One of the most distinguishing qualities of the crypto is its finite supply.
Nakamoto developed the cryptocurrency primarily as a form of digital gold and capped the total supply of BTC to replicate the finite supply, in physical terms, of the precious metal.
Numerous cryptocurrencies have a cap on the total number of tokens that can be produced during their lifetime.
This is done for a variety of reasons, including keeping inflation at bay, producing artificial scarcity, price manipulation, and enhancing the token’s appeal.

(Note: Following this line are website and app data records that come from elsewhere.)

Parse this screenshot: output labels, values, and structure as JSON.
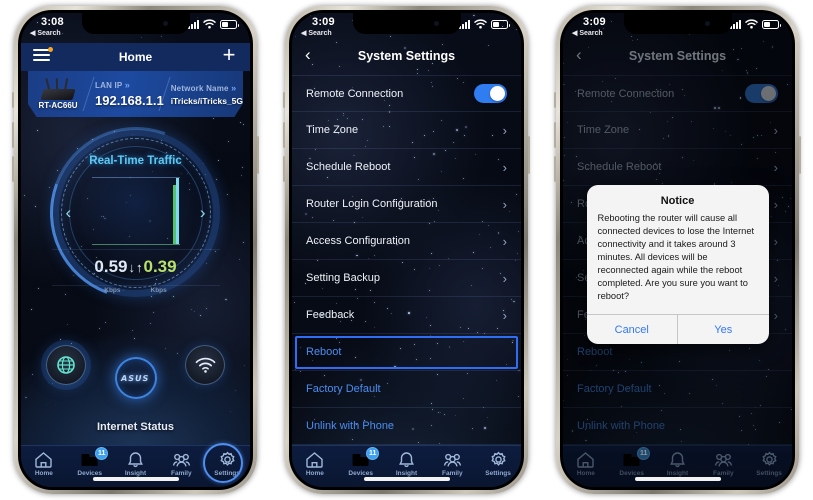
{
  "phones": [
    {
      "id": "home",
      "status": {
        "time": "3:08",
        "back_label": "Search"
      },
      "header": {
        "title": "Home",
        "menu_icon": "hamburger-menu-icon",
        "add_icon": "plus-icon"
      },
      "router_card": {
        "model": "RT-AC66U",
        "lan_ip_label": "LAN IP",
        "lan_ip_value": "192.168.1.1",
        "network_name_label": "Network Name",
        "network_name_value": "iTricks/iTricks_5G",
        "chevron": "»"
      },
      "gauge": {
        "title": "Real-Time Traffic",
        "download_value": "0.59",
        "upload_value": "0.39",
        "download_unit": "Kbps",
        "upload_unit": "Kbps",
        "prev_arrow": "‹",
        "next_arrow": "›",
        "down_arrow": "↓",
        "up_arrow": "↑"
      },
      "quick_buttons": [
        {
          "name": "globe-button",
          "label": "globe-icon"
        },
        {
          "name": "asus-button",
          "label": "ASUS"
        },
        {
          "name": "wifi-button",
          "label": "wifi-icon"
        }
      ],
      "internet_status_label": "Internet Status",
      "highlight_target": "settings"
    },
    {
      "id": "system-settings",
      "status": {
        "time": "3:09",
        "back_label": "Search"
      },
      "header": {
        "title": "System Settings",
        "back_icon": "chevron-left-icon"
      },
      "selected_row_index": 7
    },
    {
      "id": "system-settings-notice",
      "status": {
        "time": "3:09",
        "back_label": "Search"
      },
      "header": {
        "title": "System Settings",
        "back_icon": "chevron-left-icon"
      },
      "dialog": {
        "title": "Notice",
        "body": "Rebooting the router will cause all connected devices to lose the Internet connectivity and it takes around 3 minutes. All devices will be reconnected again while the reboot completed. Are you sure you want to reboot?",
        "cancel_label": "Cancel",
        "confirm_label": "Yes"
      }
    }
  ],
  "settings_rows": [
    {
      "label": "Remote Connection",
      "control": "toggle",
      "toggle_on": true,
      "blue": false
    },
    {
      "label": "Time Zone",
      "control": "chevron",
      "blue": false
    },
    {
      "label": "Schedule Reboot",
      "control": "chevron",
      "blue": false
    },
    {
      "label": "Router Login Configuration",
      "control": "chevron",
      "blue": false
    },
    {
      "label": "Access Configuration",
      "control": "chevron",
      "blue": false
    },
    {
      "label": "Setting Backup",
      "control": "chevron",
      "blue": false
    },
    {
      "label": "Feedback",
      "control": "chevron",
      "blue": false
    },
    {
      "label": "Reboot",
      "control": "none",
      "blue": true
    },
    {
      "label": "Factory Default",
      "control": "none",
      "blue": true
    },
    {
      "label": "Unlink with Phone",
      "control": "none",
      "blue": true
    }
  ],
  "tabbar": [
    {
      "label": "Home",
      "icon": "home-icon",
      "badge": ""
    },
    {
      "label": "Devices",
      "icon": "devices-icon",
      "badge": "11"
    },
    {
      "label": "Insight",
      "icon": "bell-icon",
      "badge": ""
    },
    {
      "label": "Family",
      "icon": "family-icon",
      "badge": ""
    },
    {
      "label": "Settings",
      "icon": "gear-icon",
      "badge": ""
    }
  ],
  "chevron_right": "›",
  "chevron_left": "‹",
  "colors": {
    "accent_blue": "#2f6df5",
    "link_blue": "#4c8df0",
    "toggle_on": "#2f7df0",
    "badge_blue": "#3ea0f0",
    "card_blue": "#1d4aa0",
    "gauge_cyan": "#5fc8ef",
    "upload_green": "#b9e06a"
  }
}
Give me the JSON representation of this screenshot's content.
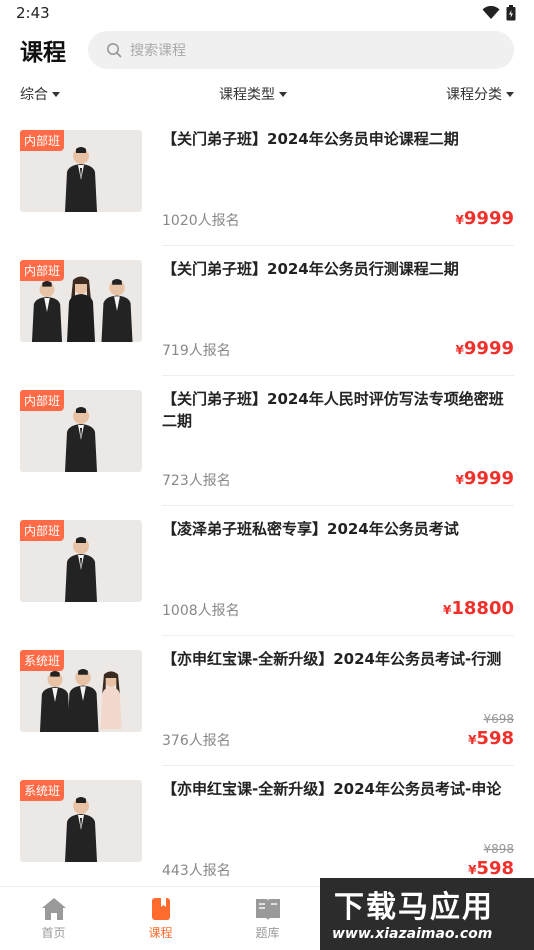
{
  "status_bar": {
    "time": "2:43"
  },
  "header": {
    "title": "课程",
    "search_placeholder": "搜索课程"
  },
  "filters": [
    {
      "label": "综合"
    },
    {
      "label": "课程类型"
    },
    {
      "label": "课程分类"
    }
  ],
  "courses": [
    {
      "badge": "内部班",
      "title": "【关门弟子班】2024年公务员申论课程二期",
      "enrolled": "1020人报名",
      "currency": "¥",
      "price": "9999",
      "original_price": ""
    },
    {
      "badge": "内部班",
      "title": "【关门弟子班】2024年公务员行测课程二期",
      "enrolled": "719人报名",
      "currency": "¥",
      "price": "9999",
      "original_price": ""
    },
    {
      "badge": "内部班",
      "title": "【关门弟子班】2024年人民时评仿写法专项绝密班二期",
      "enrolled": "723人报名",
      "currency": "¥",
      "price": "9999",
      "original_price": ""
    },
    {
      "badge": "内部班",
      "title": "【凌泽弟子班私密专享】2024年公务员考试",
      "enrolled": "1008人报名",
      "currency": "¥",
      "price": "18800",
      "original_price": ""
    },
    {
      "badge": "系统班",
      "title": "【亦申红宝课-全新升级】2024年公务员考试-行测",
      "enrolled": "376人报名",
      "currency": "¥",
      "price": "598",
      "original_price": "¥698"
    },
    {
      "badge": "系统班",
      "title": "【亦申红宝课-全新升级】2024年公务员考试-申论",
      "enrolled": "443人报名",
      "currency": "¥",
      "price": "598",
      "original_price": "¥898"
    }
  ],
  "tabs": [
    {
      "label": "首页",
      "icon": "home-icon"
    },
    {
      "label": "课程",
      "icon": "course-book-icon",
      "active": true
    },
    {
      "label": "题库",
      "icon": "question-bank-icon"
    }
  ],
  "watermark": {
    "text": "下载马应用",
    "url": "www.xiazaimao.com"
  },
  "colors": {
    "accent": "#ff6b2c",
    "price": "#f0302a",
    "badge": "#ff6b47"
  }
}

BTC total market cap at $865.60 billion on the weekend chart | Source: TradingView.com
Scarcity Equals Buying Frenzy
With the number of new bitcoins released per block slashed every four years, by half, experts anticipate that by 2140, all leftover bitcoins will be fully mined.
When the crypto was founded, the amount of new BTCs created each block was 50, but has since fallen to 6.25 as of May 2020.
Because of Bitcoin’s restricted availability, it would become a more valuable item. The crypto asset’s scarcity will almost certainly result in a purchasing frenzy.
And as fear of missing out (FOMO) sets in, BTC’s price will rapidly climb as a result of the high demand for the crypto.
According to Chainalysis, a blockchain analytics company, one-fifth of all Bitcoins mined have been lost.
Numerous Bitcoins are stored in wallets that are no longer accessible owing to forgotten passwords or destroyed physical hardware.
The Vaunted $1 Million Price Tag
Additionally, the cryptocurrency industry has predicted that the resulting scarcity of Bitcoin would help drive the asset’s price higher, with some expecting a base price of $1 million — or even higher.
Many feel that the asset might even become a worldwide reserve asset, accelerating its adoption.
BTC Mining Difficulty Up
Meanwhile, just as miners assisted in the release of the 19 millionth BTC on Friday, the BTC network’s mining difficulty increased to an all-time high of 28.587 trillion.
The difficulty of the Bitcoin network is proportional to the processing power needed to mine BTC blocks, which presently requires a hash rate of 201.84 exahash per second (EH/s), data from Blockchain.com show.
Featured image from TechStory, chart from TradingView.com